The Copts probably used a ladle to draw water directly from the jars. During the subsequent period, however, scrape marks at the bottom of some basins suggest that water was taken from the container itself by means of a cup.
BibliographyBenazeth Dominique, "Les pièces de Tôd", in Revue du Louvre, 1985, n 5-6, p. 417, pl. 9, fig. 26.
Bénazeth Dominique, Rutschowscaya Marie-Hélène (sous la dir. de),
L'Art copte en Égypte : 2000 ans de christianisme, cat. exp. Paris, Institut du monde arabe, 15 mai-3 septembre 2000, Cap d'Agde, Musée de l'Éphèbe, 30 septembre 2000-7 janvier 2001, exposition co-organisée par l'Institut du monde arabe, en collaboration avec le Conseil supérieur des antiquités égyptien, Éditions Gallimard, 2000, p. 39, n 3.
Badawy Alexandre, "The prototype of the coptic water jug stand",
in Archaeology, t. 20, 1967, pp. 56-61.
Boreux Charles, Musée national du Louvre.

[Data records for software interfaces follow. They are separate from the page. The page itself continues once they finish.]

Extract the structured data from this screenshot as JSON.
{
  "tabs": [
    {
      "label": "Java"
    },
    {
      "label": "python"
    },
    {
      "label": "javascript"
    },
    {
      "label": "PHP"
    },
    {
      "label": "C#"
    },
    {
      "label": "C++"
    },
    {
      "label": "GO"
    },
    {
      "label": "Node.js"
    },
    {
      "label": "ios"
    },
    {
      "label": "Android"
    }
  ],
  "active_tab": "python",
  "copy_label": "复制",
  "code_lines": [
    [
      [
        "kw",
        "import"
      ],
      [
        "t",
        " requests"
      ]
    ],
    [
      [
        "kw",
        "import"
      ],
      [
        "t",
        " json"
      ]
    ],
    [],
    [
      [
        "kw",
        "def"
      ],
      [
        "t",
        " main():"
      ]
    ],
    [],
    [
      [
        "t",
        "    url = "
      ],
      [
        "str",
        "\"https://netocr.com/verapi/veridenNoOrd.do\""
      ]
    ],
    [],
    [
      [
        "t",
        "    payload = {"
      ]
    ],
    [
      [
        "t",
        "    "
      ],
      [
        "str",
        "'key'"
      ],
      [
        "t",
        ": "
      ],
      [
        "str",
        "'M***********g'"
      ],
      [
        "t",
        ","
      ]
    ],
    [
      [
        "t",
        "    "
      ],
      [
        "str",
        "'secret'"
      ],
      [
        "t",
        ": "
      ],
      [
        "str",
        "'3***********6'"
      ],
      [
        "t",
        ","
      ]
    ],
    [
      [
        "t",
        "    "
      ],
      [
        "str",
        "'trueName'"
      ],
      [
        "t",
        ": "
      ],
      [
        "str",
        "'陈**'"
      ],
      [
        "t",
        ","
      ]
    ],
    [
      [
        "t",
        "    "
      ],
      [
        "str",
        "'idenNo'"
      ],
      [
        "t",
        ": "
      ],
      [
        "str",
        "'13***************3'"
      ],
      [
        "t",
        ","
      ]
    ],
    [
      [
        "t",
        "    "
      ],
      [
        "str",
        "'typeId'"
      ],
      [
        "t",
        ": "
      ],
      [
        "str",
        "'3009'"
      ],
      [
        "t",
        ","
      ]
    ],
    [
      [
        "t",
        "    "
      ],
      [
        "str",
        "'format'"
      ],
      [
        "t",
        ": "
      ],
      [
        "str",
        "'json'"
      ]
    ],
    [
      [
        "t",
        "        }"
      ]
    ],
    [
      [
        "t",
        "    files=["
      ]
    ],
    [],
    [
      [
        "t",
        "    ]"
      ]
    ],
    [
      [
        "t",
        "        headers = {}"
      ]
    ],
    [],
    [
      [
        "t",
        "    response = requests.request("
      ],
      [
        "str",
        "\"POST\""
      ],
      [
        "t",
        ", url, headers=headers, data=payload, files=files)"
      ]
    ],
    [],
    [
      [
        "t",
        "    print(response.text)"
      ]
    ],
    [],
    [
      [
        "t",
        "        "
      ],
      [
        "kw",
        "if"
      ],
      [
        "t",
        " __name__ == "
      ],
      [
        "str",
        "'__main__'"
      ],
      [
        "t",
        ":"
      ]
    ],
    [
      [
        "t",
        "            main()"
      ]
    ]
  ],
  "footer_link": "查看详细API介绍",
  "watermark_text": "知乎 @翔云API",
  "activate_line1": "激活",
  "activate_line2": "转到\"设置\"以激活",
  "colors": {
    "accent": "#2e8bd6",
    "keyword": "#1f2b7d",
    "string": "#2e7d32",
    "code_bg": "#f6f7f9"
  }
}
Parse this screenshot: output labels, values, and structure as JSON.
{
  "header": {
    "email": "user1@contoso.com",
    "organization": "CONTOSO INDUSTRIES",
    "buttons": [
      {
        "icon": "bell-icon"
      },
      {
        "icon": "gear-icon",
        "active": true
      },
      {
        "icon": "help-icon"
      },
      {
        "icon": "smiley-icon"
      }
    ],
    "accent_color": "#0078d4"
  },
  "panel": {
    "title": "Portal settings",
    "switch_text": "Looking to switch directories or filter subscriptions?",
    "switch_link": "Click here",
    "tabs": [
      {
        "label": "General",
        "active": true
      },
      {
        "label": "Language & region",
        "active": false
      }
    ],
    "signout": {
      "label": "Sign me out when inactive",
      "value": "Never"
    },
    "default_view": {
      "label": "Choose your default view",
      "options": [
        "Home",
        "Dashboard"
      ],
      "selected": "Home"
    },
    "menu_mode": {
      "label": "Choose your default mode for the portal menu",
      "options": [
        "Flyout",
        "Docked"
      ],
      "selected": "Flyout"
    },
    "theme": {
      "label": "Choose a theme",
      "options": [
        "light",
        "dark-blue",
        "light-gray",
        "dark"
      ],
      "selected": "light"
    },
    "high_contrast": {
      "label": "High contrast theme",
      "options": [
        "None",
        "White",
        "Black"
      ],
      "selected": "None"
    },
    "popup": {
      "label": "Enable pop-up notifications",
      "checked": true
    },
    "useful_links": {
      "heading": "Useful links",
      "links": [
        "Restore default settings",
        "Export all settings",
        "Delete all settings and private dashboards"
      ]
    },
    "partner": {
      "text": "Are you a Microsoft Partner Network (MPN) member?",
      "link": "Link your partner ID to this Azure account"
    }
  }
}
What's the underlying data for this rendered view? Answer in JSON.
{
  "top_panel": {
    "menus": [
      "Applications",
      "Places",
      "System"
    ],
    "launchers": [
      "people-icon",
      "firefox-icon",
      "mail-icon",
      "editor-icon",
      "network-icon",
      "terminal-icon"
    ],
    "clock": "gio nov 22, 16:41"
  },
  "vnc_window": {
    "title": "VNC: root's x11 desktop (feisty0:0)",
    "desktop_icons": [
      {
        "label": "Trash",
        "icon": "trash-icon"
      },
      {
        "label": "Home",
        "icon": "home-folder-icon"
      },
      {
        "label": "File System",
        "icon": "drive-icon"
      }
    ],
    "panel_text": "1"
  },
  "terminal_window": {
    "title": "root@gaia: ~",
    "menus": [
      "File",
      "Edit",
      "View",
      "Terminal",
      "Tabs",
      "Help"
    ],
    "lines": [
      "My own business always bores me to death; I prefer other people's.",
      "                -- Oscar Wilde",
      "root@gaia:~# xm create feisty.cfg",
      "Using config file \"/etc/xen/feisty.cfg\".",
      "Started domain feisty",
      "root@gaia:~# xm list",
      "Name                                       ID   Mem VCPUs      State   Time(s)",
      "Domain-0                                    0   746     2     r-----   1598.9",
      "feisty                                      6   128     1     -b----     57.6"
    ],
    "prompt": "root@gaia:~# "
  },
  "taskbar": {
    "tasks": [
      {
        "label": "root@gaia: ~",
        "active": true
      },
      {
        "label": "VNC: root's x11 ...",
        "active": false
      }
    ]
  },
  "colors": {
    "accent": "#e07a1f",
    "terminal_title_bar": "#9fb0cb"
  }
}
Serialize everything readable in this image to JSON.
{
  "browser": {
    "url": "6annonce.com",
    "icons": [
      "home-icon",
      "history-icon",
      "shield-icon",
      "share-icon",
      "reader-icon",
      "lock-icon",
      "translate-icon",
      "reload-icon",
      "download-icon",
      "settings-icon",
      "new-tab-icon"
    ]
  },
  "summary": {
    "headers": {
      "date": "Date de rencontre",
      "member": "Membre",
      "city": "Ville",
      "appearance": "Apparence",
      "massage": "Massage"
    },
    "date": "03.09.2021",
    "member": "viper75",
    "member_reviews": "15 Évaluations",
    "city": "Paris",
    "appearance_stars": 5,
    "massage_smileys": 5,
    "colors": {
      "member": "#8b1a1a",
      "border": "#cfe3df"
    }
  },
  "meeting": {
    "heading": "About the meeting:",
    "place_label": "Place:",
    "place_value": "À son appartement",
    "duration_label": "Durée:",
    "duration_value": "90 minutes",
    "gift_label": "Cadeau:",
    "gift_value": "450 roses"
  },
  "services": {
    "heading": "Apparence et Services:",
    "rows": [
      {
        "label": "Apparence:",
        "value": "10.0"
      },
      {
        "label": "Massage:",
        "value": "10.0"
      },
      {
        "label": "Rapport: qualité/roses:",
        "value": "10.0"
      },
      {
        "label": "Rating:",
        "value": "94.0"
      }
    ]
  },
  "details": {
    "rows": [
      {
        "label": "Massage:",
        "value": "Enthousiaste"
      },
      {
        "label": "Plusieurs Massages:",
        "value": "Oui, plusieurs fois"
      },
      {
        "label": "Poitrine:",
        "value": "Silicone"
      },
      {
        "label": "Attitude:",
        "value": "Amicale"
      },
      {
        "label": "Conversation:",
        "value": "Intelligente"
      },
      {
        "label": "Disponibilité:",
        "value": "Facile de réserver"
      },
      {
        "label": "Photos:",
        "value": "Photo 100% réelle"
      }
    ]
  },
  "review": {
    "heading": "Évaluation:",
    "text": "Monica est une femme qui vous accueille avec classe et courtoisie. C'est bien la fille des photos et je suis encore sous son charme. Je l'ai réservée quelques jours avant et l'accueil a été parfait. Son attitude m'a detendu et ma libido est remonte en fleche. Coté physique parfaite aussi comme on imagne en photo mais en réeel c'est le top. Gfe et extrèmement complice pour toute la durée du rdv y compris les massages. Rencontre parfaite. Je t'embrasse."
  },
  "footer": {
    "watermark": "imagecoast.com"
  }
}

Département des antiquités égyptiennes. Guide catalogue sommaire. I : Salles du rez-de-chaussée, escalier et palier du Ier étage. Salle du Mastaba et salle de Baonît. II : Salles du Ier étage (Salles Charles X), t. I, Paris, Éditions des Musées nationaux, 1932, p. 277.
Loyrette Anne-Marie, "Tôd, fouilles dans l'enceinte du temple de Monthou, le secteur 10", Rapport d'activités 1981-1982, ERA 439, CNRS, p. 168 et p. 170, fig. 36, Le Caire, 1983.
Lyon-Caen Christianne, in Égyptes, l'égyptien et le copte, cat. exp. Lattes, 1999, exposition réalisée par le Musée archéologique Henri Prades, édition préparée par Nathalie Bosson et Sydney H. Aufrère, Lattes, 1999, n 27.
Pierrat Geneviève, "Essai de classification de la céramique de Tôd de la fin du VIIe au début du XIIIe siècle", in Cahiers de la céramique égyptienne, n 2, IFAO 1991, pp. 145-204 et plus particulièrement pp. 187-188,
fig. 58 et 59.
Vandier Jacques, Musée du Louvre. Le Département des antiquités égyptiennes. Guide sommaire, Paris, Éditions des Musées nationaux, 1948, p. 28.
Rutschowscaya Marie-Hélène, "Water jugs and stands", in Coptic Encyclopaedia, t. VII, p. 2320.
Jarres (zir) avec leurs supports
VIIe - XIIIe siècle après J.-C.
calcaire et terre cuite pour les jarres trouvées
H. 74 cm; W. 41 cm; D. 32 cmH. 38 cm; Diam. 30 cmH. 42 cm; Diam. 28 cm
Fouilles du musée du Louvre à Tôd, 1980
AF 6267, E 27230, E 27231, E 27227, E 27229, AF 12410
Lower ground floor
The Louvre is open every day (except Tuesday) from 9 a.m. to 6 p.m.